81.

Heyder J. Gravitational deposition of aerosol particles within a system of randomly oriented tubes. J Aerosol Sci. 1975;6(2):133–137.

82.

Gebhart J, Heyder J. Removal of aerosol particles from stationary air within porous media. J Aerosol Sci. 1985;16(2):175–187.

83.

Goldberg IS, Smith RB. Settling and diffusion of aerosol particles in small airways during breath holding. Ann Biomed Eng. 1981;9(5–6):557–575.

84.

Yu CP, Liu CS, Taulbee DB. Simultaneous diffusion and sedimentation of aerosols in a horizontal cylinder. J Aerosol Sci. 1977;8(5):309–316.

85.

Tsuda A, Henry FS, Butler JP. Particle transport and deposition: basic physics of particle kinetics. Compr Physiol. 2013;3(4):1437–1471.

86.

Hofemeier P, Sznitman J. Revisiting pulmonary acinar particle transport: convection, sedimentation, diffusion, and their interplay. J Appl Physiol (1985). 2015;118(11):1375–1385.

87.

Fishler R, Hofemeier P, Etzion Y, Dubowski Y, Sznitman J. Particle dynamics and deposition in true-scale pulmonary acinar models. Sci Rep. 2015;5:14071.

88.

Sznitman J. Respiratory microflows in the pulmonary acinus. J Biomech. 2013;46(2):284–298.

89.

Johannessen A, Skorge TD, Bottai M, et al. Mortality by level of emphysema and airway wall thickness. Am J Respir Crit Care Med. 2013;187(6):602–608.

90.

Stratelis G, Mölstad S, Jakobsson P, Zetterström O. The impact of repeated spirometry and smoking cessation advice on smokers with mild COPD. Scand J Prim Health Care. 2006;24(3):133–139.

91.

Efferth T, Verdorfer I, Miyachi H, et al. Genomic imbalances in drug-resistant T-cell acute lymphoblastic CEM leukemia cell lines. Blood Cells Mol Dis. 2002;29(1):1–13.

92.

de Lange EE, Mugler JP 3rd, Brookeman JR, et al. Lung air spaces: MR imaging evaluation with hyperpolarized 3He gas. Radiology. 1999;210(3):851–857.

93.

Salerno M, Altes TA, Mugler JP 3rd, Nakatsu M, Hatabu H, de Lange EE. Hyperpolarized noble gas MR imaging of the lung: potential clinical applications. Eur J Radiol. 2001;40(1):33–44.

94.

Mugler JP 3rd, Altes TA. Hyperpolarized 129Xe MRI of the human lung. J Magn Reson Imaging. 2013;37(2):313–331.

95.

Kim CS, Jaques PA. Respiratory dose of inhaled ultrafine particles in healthy adults. Philos Trans A Math Phys Eng Sci. 2000;358(1775):2693–2705.

96.

Landahl HD, Tracewell TN, Lassen WH. On the retention of airborne particulates in the human lung: II. AMA Arch Ind Hyg Occup Med. 1951;3(4):359–366.

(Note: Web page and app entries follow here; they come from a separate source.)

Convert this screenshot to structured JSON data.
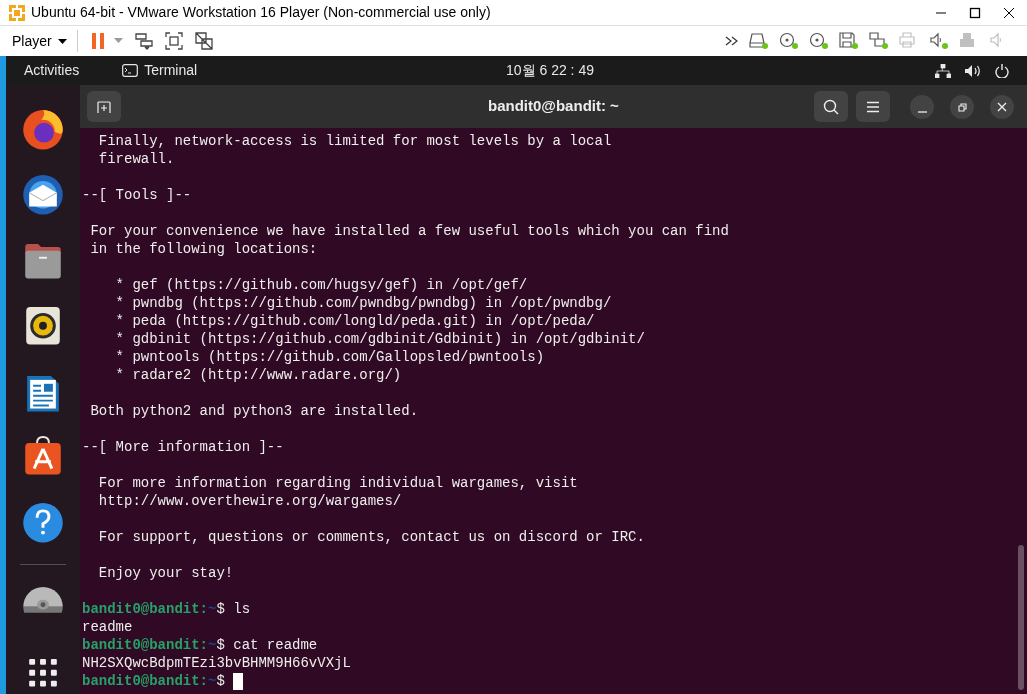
{
  "window": {
    "title": "Ubuntu 64-bit - VMware Workstation 16 Player (Non-commercial use only)"
  },
  "toolbar": {
    "menu": "Player",
    "devices": [
      {
        "kind": "disk",
        "active": true
      },
      {
        "kind": "cd",
        "active": true
      },
      {
        "kind": "cd",
        "active": true
      },
      {
        "kind": "floppy",
        "active": true
      },
      {
        "kind": "network",
        "active": true
      },
      {
        "kind": "printer",
        "active": false
      },
      {
        "kind": "sound",
        "active": true
      },
      {
        "kind": "usb",
        "active": false
      },
      {
        "kind": "sound",
        "active": false
      }
    ]
  },
  "top_bar": {
    "activities": "Activities",
    "app": "Terminal",
    "clock": "10월 6  22 : 49"
  },
  "dock": [
    {
      "kind": "firefox"
    },
    {
      "kind": "mail"
    },
    {
      "kind": "files"
    },
    {
      "kind": "speaker"
    },
    {
      "kind": "writer"
    },
    {
      "kind": "store"
    },
    {
      "kind": "help"
    },
    {
      "kind": "separator"
    },
    {
      "kind": "disc"
    },
    {
      "kind": "grid"
    }
  ],
  "terminal": {
    "title": "bandit0@bandit: ~",
    "blocks": [
      [
        "  Finally, network-access is limited for most levels by a local",
        "  firewall."
      ],
      [
        "--[ Tools ]--"
      ],
      [
        " For your convenience we have installed a few useful tools which you can find",
        " in the following locations:"
      ],
      [
        "    * gef (https://github.com/hugsy/gef) in /opt/gef/",
        "    * pwndbg (https://github.com/pwndbg/pwndbg) in /opt/pwndbg/",
        "    * peda (https://github.com/longld/peda.git) in /opt/peda/",
        "    * gdbinit (https://github.com/gdbinit/Gdbinit) in /opt/gdbinit/",
        "    * pwntools (https://github.com/Gallopsled/pwntools)",
        "    * radare2 (http://www.radare.org/)"
      ],
      [
        " Both python2 and python3 are installed."
      ],
      [
        "--[ More information ]--"
      ],
      [
        "  For more information regarding individual wargames, visit",
        "  http://www.overthewire.org/wargames/"
      ],
      [
        "  For support, questions or comments, contact us on discord or IRC."
      ],
      [
        "  Enjoy your stay!"
      ]
    ],
    "session": [
      {
        "kind": "prompt",
        "user": "bandit0@bandit:",
        "path": "~",
        "symbol": "$",
        "command": " ls",
        "cursor": false
      },
      {
        "kind": "output",
        "text": "readme"
      },
      {
        "kind": "prompt",
        "user": "bandit0@bandit:",
        "path": "~",
        "symbol": "$",
        "command": " cat readme",
        "cursor": false
      },
      {
        "kind": "output",
        "text": "NH2SXQwcBdpmTEzi3bvBHMM9H66vVXjL"
      },
      {
        "kind": "prompt",
        "user": "bandit0@bandit:",
        "path": "~",
        "symbol": "$",
        "cursor": true
      }
    ]
  }
}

97.

Stoeger T, Reinhard C, Takenaka S, et al. Instillation of six different ultrafine carbon particles indicates a surface area threshold dose for acute lung inflammation in mice. Environ Health Perspect. 2006;114(3):328–333.

98.

Jakobsson JKF, Hedlund J, Kumlin J, Wollmer P, Löndahl J. A new method for measuring lung deposition efficiency of airborne nanoparticles in a single breath. Scientific Reports. 2016;6:36147.

99.

Löndahl J, Möller W, Pagels JH, Kreyling WG, Swietlicki E, Schmid O. Measurement techniques for respiratory tract deposition of airborne nanoparticles: a critical review. J Aerosol Med Pulm Drug Deliv. 2014;27(4):229–254.

Creative Commons License This work is published and licensed by Dove Medical Press Limited. The full terms of this license are available at https://www.dovepress.com/terms.php and incorporate the Creative Commons Attribution - Non Commercial (unported, v3.0) License. By accessing the work you hereby accept the Terms. Non-commercial uses of the work are permitted without any further permission from Dove Medical Press Limited, provided the work is properly attributed. For permission for commercial use of this work, please see paragraphs 4.2 and 5 of our Terms.

Download Article [PDF]